::: Raw data :::

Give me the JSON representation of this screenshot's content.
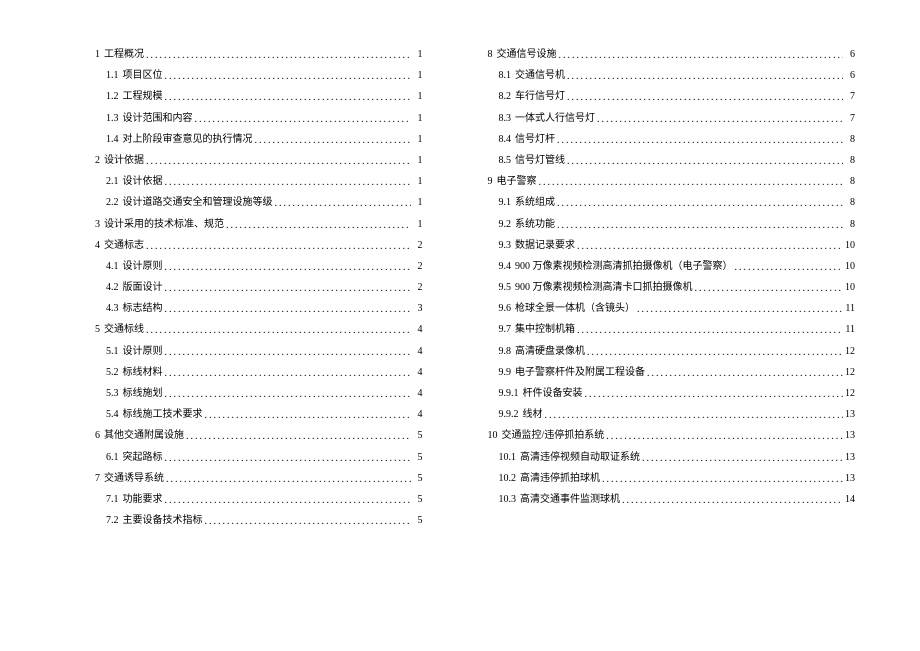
{
  "toc_left": [
    {
      "level": 1,
      "num": "1",
      "title": "工程概况",
      "page": "1"
    },
    {
      "level": 2,
      "num": "1.1",
      "title": "项目区位",
      "page": "1"
    },
    {
      "level": 2,
      "num": "1.2",
      "title": "工程规模",
      "page": "1"
    },
    {
      "level": 2,
      "num": "1.3",
      "title": "设计范围和内容",
      "page": "1"
    },
    {
      "level": 2,
      "num": "1.4",
      "title": "对上阶段审查意见的执行情况",
      "page": "1"
    },
    {
      "level": 1,
      "num": "2",
      "title": "设计依据",
      "page": "1"
    },
    {
      "level": 2,
      "num": "2.1",
      "title": "设计依据",
      "page": "1"
    },
    {
      "level": 2,
      "num": "2.2",
      "title": "设计道路交通安全和管理设施等级",
      "page": "1"
    },
    {
      "level": 1,
      "num": "3",
      "title": "设计采用的技术标准、规范",
      "page": "1"
    },
    {
      "level": 1,
      "num": "4",
      "title": "交通标志",
      "page": "2"
    },
    {
      "level": 2,
      "num": "4.1",
      "title": "设计原则",
      "page": "2"
    },
    {
      "level": 2,
      "num": "4.2",
      "title": "版面设计",
      "page": "2"
    },
    {
      "level": 2,
      "num": "4.3",
      "title": "标志结构",
      "page": "3"
    },
    {
      "level": 1,
      "num": "5",
      "title": "交通标线",
      "page": "4"
    },
    {
      "level": 2,
      "num": "5.1",
      "title": "设计原则",
      "page": "4"
    },
    {
      "level": 2,
      "num": "5.2",
      "title": "标线材料",
      "page": "4"
    },
    {
      "level": 2,
      "num": "5.3",
      "title": "标线施划",
      "page": "4"
    },
    {
      "level": 2,
      "num": "5.4",
      "title": "标线施工技术要求",
      "page": "4"
    },
    {
      "level": 1,
      "num": "6",
      "title": "其他交通附属设施",
      "page": "5"
    },
    {
      "level": 2,
      "num": "6.1",
      "title": "突起路标",
      "page": "5"
    },
    {
      "level": 1,
      "num": "7",
      "title": "交通诱导系统",
      "page": "5"
    },
    {
      "level": 2,
      "num": "7.1",
      "title": "功能要求",
      "page": "5"
    },
    {
      "level": 2,
      "num": "7.2",
      "title": "主要设备技术指标",
      "page": "5"
    }
  ],
  "toc_right": [
    {
      "level": 1,
      "num": "8",
      "title": "交通信号设施",
      "page": "6"
    },
    {
      "level": 2,
      "num": "8.1",
      "title": "交通信号机",
      "page": "6"
    },
    {
      "level": 2,
      "num": "8.2",
      "title": "车行信号灯",
      "page": "7"
    },
    {
      "level": 2,
      "num": "8.3",
      "title": "一体式人行信号灯",
      "page": "7"
    },
    {
      "level": 2,
      "num": "8.4",
      "title": "信号灯杆",
      "page": "8"
    },
    {
      "level": 2,
      "num": "8.5",
      "title": "信号灯管线",
      "page": "8"
    },
    {
      "level": 1,
      "num": "9",
      "title": "电子警察",
      "page": "8"
    },
    {
      "level": 2,
      "num": "9.1",
      "title": "系统组成",
      "page": "8"
    },
    {
      "level": 2,
      "num": "9.2",
      "title": "系统功能",
      "page": "8"
    },
    {
      "level": 2,
      "num": "9.3",
      "title": "数据记录要求",
      "page": "10"
    },
    {
      "level": 2,
      "num": "9.4",
      "title": "900 万像素视频检测高清抓拍摄像机（电子警察）",
      "page": "10"
    },
    {
      "level": 2,
      "num": "9.5",
      "title": "900 万像素视频检测高清卡口抓拍摄像机",
      "page": "10"
    },
    {
      "level": 2,
      "num": "9.6",
      "title": "枪球全景一体机（含镜头）",
      "page": "11"
    },
    {
      "level": 2,
      "num": "9.7",
      "title": "集中控制机箱",
      "page": "11"
    },
    {
      "level": 2,
      "num": "9.8",
      "title": "高清硬盘录像机",
      "page": "12"
    },
    {
      "level": 2,
      "num": "9.9",
      "title": "电子警察杆件及附属工程设备",
      "page": "12"
    },
    {
      "level": 3,
      "num": "9.9.1",
      "title": "杆件设备安装",
      "page": "12"
    },
    {
      "level": 3,
      "num": "9.9.2",
      "title": "线材",
      "page": "13"
    },
    {
      "level": 1,
      "num": "10",
      "title": "交通监控/违停抓拍系统",
      "page": "13"
    },
    {
      "level": 2,
      "num": "10.1",
      "title": "高清违停视频自动取证系统",
      "page": "13"
    },
    {
      "level": 2,
      "num": "10.2",
      "title": "高清违停抓拍球机",
      "page": "13"
    },
    {
      "level": 2,
      "num": "10.3",
      "title": "高清交通事件监测球机",
      "page": "14"
    }
  ]
}
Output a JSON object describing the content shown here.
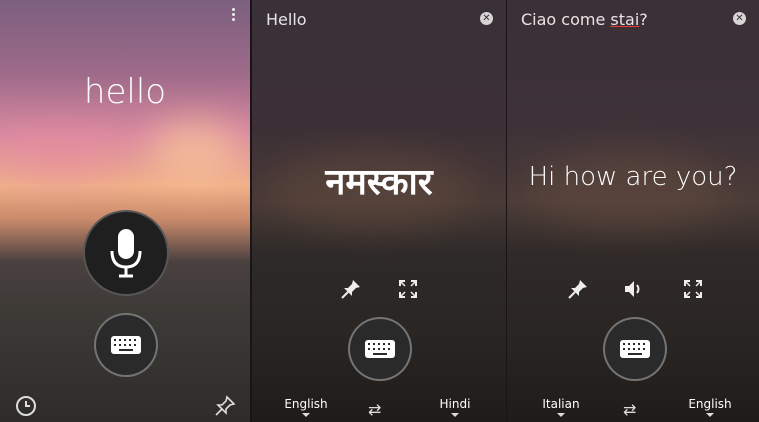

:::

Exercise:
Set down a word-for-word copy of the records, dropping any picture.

Answer to the problem:
Give me the JSON representation of this screenshot's content.
{
  "toc_left": [
    {
      "level": 1,
      "num": "1",
      "title": "工程概况",
      "page": "1"
    },
    {
      "level": 2,
      "num": "1.1",
      "title": "项目区位",
      "page": "1"
    },
    {
      "level": 2,
      "num": "1.2",
      "title": "工程规模",
      "page": "1"
    },
    {
      "level": 2,
      "num": "1.3",
      "title": "设计范围和内容",
      "page": "1"
    },
    {
      "level": 2,
      "num": "1.4",
      "title": "对上阶段审查意见的执行情况",
      "page": "1"
    },
    {
      "level": 1,
      "num": "2",
      "title": "设计依据",
      "page": "1"
    },
    {
      "level": 2,
      "num": "2.1",
      "title": "设计依据",
      "page": "1"
    },
    {
      "level": 2,
      "num": "2.2",
      "title": "设计道路交通安全和管理设施等级",
      "page": "1"
    },
    {
      "level": 1,
      "num": "3",
      "title": "设计采用的技术标准、规范",
      "page": "1"
    },
    {
      "level": 1,
      "num": "4",
      "title": "交通标志",
      "page": "2"
    },
    {
      "level": 2,
      "num": "4.1",
      "title": "设计原则",
      "page": "2"
    },
    {
      "level": 2,
      "num": "4.2",
      "title": "版面设计",
      "page": "2"
    },
    {
      "level": 2,
      "num": "4.3",
      "title": "标志结构",
      "page": "3"
    },
    {
      "level": 1,
      "num": "5",
      "title": "交通标线",
      "page": "4"
    },
    {
      "level": 2,
      "num": "5.1",
      "title": "设计原则",
      "page": "4"
    },
    {
      "level": 2,
      "num": "5.2",
      "title": "标线材料",
      "page": "4"
    },
    {
      "level": 2,
      "num": "5.3",
      "title": "标线施划",
      "page": "4"
    },
    {
      "level": 2,
      "num": "5.4",
      "title": "标线施工技术要求",
      "page": "4"
    },
    {
      "level": 1,
      "num": "6",
      "title": "其他交通附属设施",
      "page": "5"
    },
    {
      "level": 2,
      "num": "6.1",
      "title": "突起路标",
      "page": "5"
    },
    {
      "level": 1,
      "num": "7",
      "title": "交通诱导系统",
      "page": "5"
    },
    {
      "level": 2,
      "num": "7.1",
      "title": "功能要求",
      "page": "5"
    },
    {
      "level": 2,
      "num": "7.2",
      "title": "主要设备技术指标",
      "page": "5"
    }
  ],
  "toc_right": [
    {
      "level": 1,
      "num": "8",
      "title": "交通信号设施",
      "page": "6"
    },
    {
      "level": 2,
      "num": "8.1",
      "title": "交通信号机",
      "page": "6"
    },
    {
      "level": 2,
      "num": "8.2",
      "title": "车行信号灯",
      "page": "7"
    },
    {
      "level": 2,
      "num": "8.3",
      "title": "一体式人行信号灯",
      "page": "7"
    },
    {
      "level": 2,
      "num": "8.4",
      "title": "信号灯杆",
      "page": "8"
    },
    {
      "level": 2,
      "num": "8.5",
      "title": "信号灯管线",
      "page": "8"
    },
    {
      "level": 1,
      "num": "9",
      "title": "电子警察",
      "page": "8"
    },
    {
      "level": 2,
      "num": "9.1",
      "title": "系统组成",
      "page": "8"
    },
    {
      "level": 2,
      "num": "9.2",
      "title": "系统功能",
      "page": "8"
    },
    {
      "level": 2,
      "num": "9.3",
      "title": "数据记录要求",
      "page": "10"
    },
    {
      "level": 2,
      "num": "9.4",
      "title": "900 万像素视频检测高清抓拍摄像机（电子警察）",
      "page": "10"
    },
    {
      "level": 2,
      "num": "9.5",
      "title": "900 万像素视频检测高清卡口抓拍摄像机",
      "page": "10"
    },
    {
      "level": 2,
      "num": "9.6",
      "title": "枪球全景一体机（含镜头）",
      "page": "11"
    },
    {
      "level": 2,
      "num": "9.7",
      "title": "集中控制机箱",
      "page": "11"
    },
    {
      "level": 2,
      "num": "9.8",
      "title": "高清硬盘录像机",
      "page": "12"
    },
    {
      "level": 2,
      "num": "9.9",
      "title": "电子警察杆件及附属工程设备",
      "page": "12"
    },
    {
      "level": 3,
      "num": "9.9.1",
      "title": "杆件设备安装",
      "page": "12"
    },
    {
      "level": 3,
      "num": "9.9.2",
      "title": "线材",
      "page": "13"
    },
    {
      "level": 1,
      "num": "10",
      "title": "交通监控/违停抓拍系统",
      "page": "13"
    },
    {
      "level": 2,
      "num": "10.1",
      "title": "高清违停视频自动取证系统",
      "page": "13"
    },
    {
      "level": 2,
      "num": "10.2",
      "title": "高清违停抓拍球机",
      "page": "13"
    },
    {
      "level": 2,
      "num": "10.3",
      "title": "高清交通事件监测球机",
      "page": "14"
    }
  ]
}
Output a JSON object describing the content shown here.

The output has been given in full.